She was among the first of a handful of India-born executives to helm global corporates. She was appointed as CEO in 2006, becoming PepsiCo’s fifth chief executive in its 41-year history, and the first woman. MasterCard’s President Ajay Banga, Microsoft CEO Satya Nadella and Google CEO Sundar Pichai were all named to the top jobs in their companies in the years that followed.
Nooyi was also very vocal about the challenges women faced in trying to find a balance in managing their home and work. She had famously said at an Aspen Ideas Festival in Colorado in 2014 that women “cannot have it all.” She had told the Aspen audience that she has died “with guilt” several times in her life as she tried to bring up her two daughters with her husband. She recounted that she felt guilty for not being able to attend several activities at her daughters’ school as she could not take time off from work.
Nooyi said she was disappointed at her mother’s reaction to her “great news.” She said her mother told her “let the news wait. Can you go out and get some milk.” She recalled her mother telling her, “let me explain something to you. You might be president of PepsiCo. You might be on the board of directors. But when you enter this house, you’re the wife, you’re the daughter, you’re the daughter-in-law, you’re the mother. You’re all of that. Nobody else can take that place. So leave that damned crown in the garage. And don’t bring it into the house. You know I’ve never seen that crown.”
A staunch supporter of Hillary Clinton for president, Nooyi had also expressed her disappointment when Clinton lost the presidential elections in 2016. She had said Clinton’s loss left her daughters and PepsiCo’s employees devastated and there were serious concerns among the company’s workers, especially the non-white employees, about their safety in an America with Donald Trump as its president.
Nooyi is an alumnus of Indian Institute of Management, Calcutta and Yale University. In January 2016, Yale School of Management announced that Nooyi made a landmark gift to endow the deanship of the school and inaugurate the Fifth Decade Innovation Fund.
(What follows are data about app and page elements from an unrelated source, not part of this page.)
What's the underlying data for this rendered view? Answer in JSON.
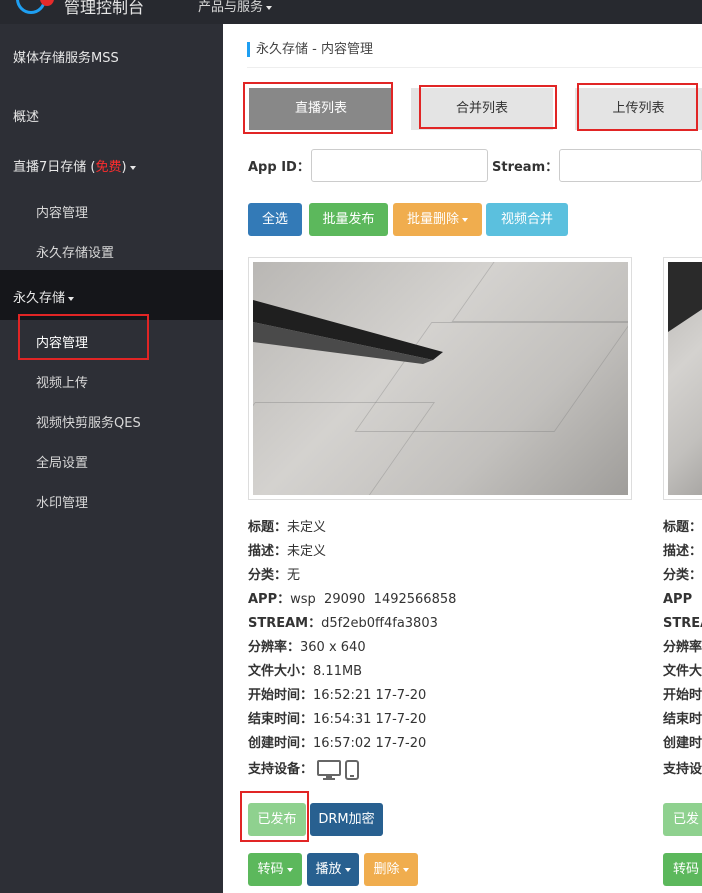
{
  "topbar": {
    "app_title": "管理控制台",
    "products_label": "产品与服务"
  },
  "sidebar": {
    "service_title": "媒体存储服务MSS",
    "overview": "概述",
    "live7": {
      "label": "直播7日存储",
      "free_label": "免费"
    },
    "live7_items": [
      "内容管理",
      "永久存储设置"
    ],
    "permanent": {
      "label": "永久存储"
    },
    "permanent_items": [
      "内容管理",
      "视频上传",
      "视频快剪服务QES",
      "全局设置",
      "水印管理"
    ]
  },
  "main": {
    "breadcrumb": "永久存储 - 内容管理",
    "tabs": [
      "直播列表",
      "合并列表",
      "上传列表"
    ],
    "filters": {
      "appid_label": "App ID：",
      "appid_value": "",
      "stream_label": "Stream：",
      "stream_value": ""
    },
    "actions": {
      "select_all": "全选",
      "batch_publish": "批量发布",
      "batch_delete": "批量删除",
      "merge": "视频合并"
    }
  },
  "cards": [
    {
      "title_k": "标题：",
      "title_v": "未定义",
      "desc_k": "描述：",
      "desc_v": "未定义",
      "cat_k": "分类：",
      "cat_v": "无",
      "app_k": "APP：",
      "app_v": "wsp  29090  1492566858",
      "stream_k": "STREAM：",
      "stream_v": "d5f2eb0ff4fa3803",
      "res_k": "分辨率：",
      "res_v": "360 x 640",
      "size_k": "文件大小：",
      "size_v": "8.11MB",
      "start_k": "开始时间：",
      "start_v": "16:52:21 17-7-20",
      "end_k": "结束时间：",
      "end_v": "16:54:31 17-7-20",
      "created_k": "创建时间：",
      "created_v": "16:57:02 17-7-20",
      "devices_k": "支持设备：",
      "published_label": "已发布",
      "drm_label": "DRM加密",
      "transcode_label": "转码",
      "play_label": "播放",
      "delete_label": "删除"
    },
    {
      "title_k": "标题：",
      "desc_k": "描述：",
      "cat_k": "分类：",
      "app_k": "APP",
      "stream_k": "STREA",
      "res_k": "分辨率",
      "size_k": "文件大",
      "start_k": "开始时",
      "end_k": "结束时",
      "created_k": "创建时",
      "devices_k": "支持设",
      "published_label": "已发",
      "transcode_label": "转码"
    }
  ],
  "colors": {
    "sidebar_bg": "#2d2f36",
    "sidebar_active": "#15161a",
    "highlight_red": "#e12525",
    "accent_blue": "#1e9ff2",
    "free_red": "#ff2d2d"
  }
}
With this gift, Nooyi became the most generous graduate of Yale School of Management in terms of lifetime giving to the school. She is also the first woman to endow the deanship at a top business school.
Nooyi said leading PepsiCo has been the “honour” of her lifetime, and she is “incredibly proud” of all the company has done over the past 12 years to advance the interests of shareholders and stakeholders. Nooyi had also created history by being among the few India-born females to lead a global giant when she took over the reins at PepsiCo. She was named PepsiCo’s Chief Executive Officer in 2006 and assumed the role of Chairman of the Board of Directors in 2007.
She was elected to PepsiCo’s Board and became President and Chief Financial Officer in 2001, after serving as Senior Vice President and Chief Financial Officer since 2000. Nooyi had also served as PepsiCo’s Senior Vice President, Corporate Strategy and Development from 1996 until 2000, and Senior Vice President, Strategic Planning from 1994 until 1996. P
rior to joining PepsiCo, she served as Senior Vice President of Strategy, Planning and Strategic Marketing for Asea Brown Boveri. She was also Vice President and Director of Corporate Strategy and Planning at Motorola. Nooyi also serves on the boards of the International Cricket Council and several non-profit organizations, including the US-India Business Council, the Consumer Goods Forum, Catalyst, Lincoln Center for the Performing Arts, Tsinghua University School of Economics and Management, the World Economic Forum and the Asia Society.
She got married in 1980 to Raj Nooyi, President of AmSoft Systems. They have two daughters Preetha Nooyi, born in 1984 and Tara Nooyi, born in 1993. Preetha holds an MBA degree from Yale School of Management, the same school where Nooyi studied. Tara studied at New York University and according to her LinkedIn profile, she is currently a resident at global marketing communications firm Omnicom.